**Assigned task:** The records below are to be written out again, exactly as they appear.

Extracted data entries:
== == ==

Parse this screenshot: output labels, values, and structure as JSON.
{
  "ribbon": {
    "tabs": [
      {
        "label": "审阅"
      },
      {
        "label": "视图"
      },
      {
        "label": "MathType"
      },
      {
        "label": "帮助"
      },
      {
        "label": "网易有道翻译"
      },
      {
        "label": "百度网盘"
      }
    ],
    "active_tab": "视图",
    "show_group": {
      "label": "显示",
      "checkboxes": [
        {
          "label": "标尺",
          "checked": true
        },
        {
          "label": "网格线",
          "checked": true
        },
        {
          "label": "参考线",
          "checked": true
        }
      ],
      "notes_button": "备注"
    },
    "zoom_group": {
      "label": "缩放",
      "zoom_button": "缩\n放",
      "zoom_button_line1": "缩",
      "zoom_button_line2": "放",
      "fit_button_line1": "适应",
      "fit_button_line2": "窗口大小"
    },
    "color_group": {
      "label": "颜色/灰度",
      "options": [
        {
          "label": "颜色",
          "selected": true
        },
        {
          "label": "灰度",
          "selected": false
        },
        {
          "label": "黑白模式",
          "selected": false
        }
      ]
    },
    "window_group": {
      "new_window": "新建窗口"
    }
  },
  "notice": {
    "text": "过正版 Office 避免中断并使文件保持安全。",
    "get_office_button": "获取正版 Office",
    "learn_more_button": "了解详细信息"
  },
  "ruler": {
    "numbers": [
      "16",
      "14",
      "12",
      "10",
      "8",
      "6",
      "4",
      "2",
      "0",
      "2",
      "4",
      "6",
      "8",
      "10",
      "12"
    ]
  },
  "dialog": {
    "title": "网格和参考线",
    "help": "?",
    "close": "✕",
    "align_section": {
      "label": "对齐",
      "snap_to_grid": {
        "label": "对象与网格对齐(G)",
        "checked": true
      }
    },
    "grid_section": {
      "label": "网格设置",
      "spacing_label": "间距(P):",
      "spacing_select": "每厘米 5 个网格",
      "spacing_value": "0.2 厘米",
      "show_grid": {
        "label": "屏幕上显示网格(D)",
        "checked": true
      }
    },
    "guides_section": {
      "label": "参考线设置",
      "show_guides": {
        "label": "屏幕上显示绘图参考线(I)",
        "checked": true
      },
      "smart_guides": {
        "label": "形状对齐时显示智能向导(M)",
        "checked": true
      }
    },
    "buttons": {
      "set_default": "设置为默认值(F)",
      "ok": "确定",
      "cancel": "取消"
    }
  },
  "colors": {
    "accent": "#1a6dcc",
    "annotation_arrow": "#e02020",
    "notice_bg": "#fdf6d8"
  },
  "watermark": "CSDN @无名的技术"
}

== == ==

**Expected answer:**
Parse this screenshot: output labels, values, and structure as JSON.
{
  "ribbon": {
    "tabs": [
      {
        "label": "审阅"
      },
      {
        "label": "视图"
      },
      {
        "label": "MathType"
      },
      {
        "label": "帮助"
      },
      {
        "label": "网易有道翻译"
      },
      {
        "label": "百度网盘"
      }
    ],
    "active_tab": "视图",
    "show_group": {
      "label": "显示",
      "checkboxes": [
        {
          "label": "标尺",
          "checked": true
        },
        {
          "label": "网格线",
          "checked": true
        },
        {
          "label": "参考线",
          "checked": true
        }
      ],
      "notes_button": "备注"
    },
    "zoom_group": {
      "label": "缩放",
      "zoom_button": "缩\n放",
      "zoom_button_line1": "缩",
      "zoom_button_line2": "放",
      "fit_button_line1": "适应",
      "fit_button_line2": "窗口大小"
    },
    "color_group": {
      "label": "颜色/灰度",
      "options": [
        {
          "label": "颜色",
          "selected": true
        },
        {
          "label": "灰度",
          "selected": false
        },
        {
          "label": "黑白模式",
          "selected": false
        }
      ]
    },
    "window_group": {
      "new_window": "新建窗口"
    }
  },
  "notice": {
    "text": "过正版 Office 避免中断并使文件保持安全。",
    "get_office_button": "获取正版 Office",
    "learn_more_button": "了解详细信息"
  },
  "ruler": {
    "numbers": [
      "16",
      "14",
      "12",
      "10",
      "8",
      "6",
      "4",
      "2",
      "0",
      "2",
      "4",
      "6",
      "8",
      "10",
      "12"
    ]
  },
  "dialog": {
    "title": "网格和参考线",
    "help": "?",
    "close": "✕",
    "align_section": {
      "label": "对齐",
      "snap_to_grid": {
        "label": "对象与网格对齐(G)",
        "checked": true
      }
    },
    "grid_section": {
      "label": "网格设置",
      "spacing_label": "间距(P):",
      "spacing_select": "每厘米 5 个网格",
      "spacing_value": "0.2 厘米",
      "show_grid": {
        "label": "屏幕上显示网格(D)",
        "checked": true
      }
    },
    "guides_section": {
      "label": "参考线设置",
      "show_guides": {
        "label": "屏幕上显示绘图参考线(I)",
        "checked": true
      },
      "smart_guides": {
        "label": "形状对齐时显示智能向导(M)",
        "checked": true
      }
    },
    "buttons": {
      "set_default": "设置为默认值(F)",
      "ok": "确定",
      "cancel": "取消"
    }
  },
  "colors": {
    "accent": "#1a6dcc",
    "annotation_arrow": "#e02020",
    "notice_bg": "#fdf6d8"
  },
  "watermark": "CSDN @无名的技术"
}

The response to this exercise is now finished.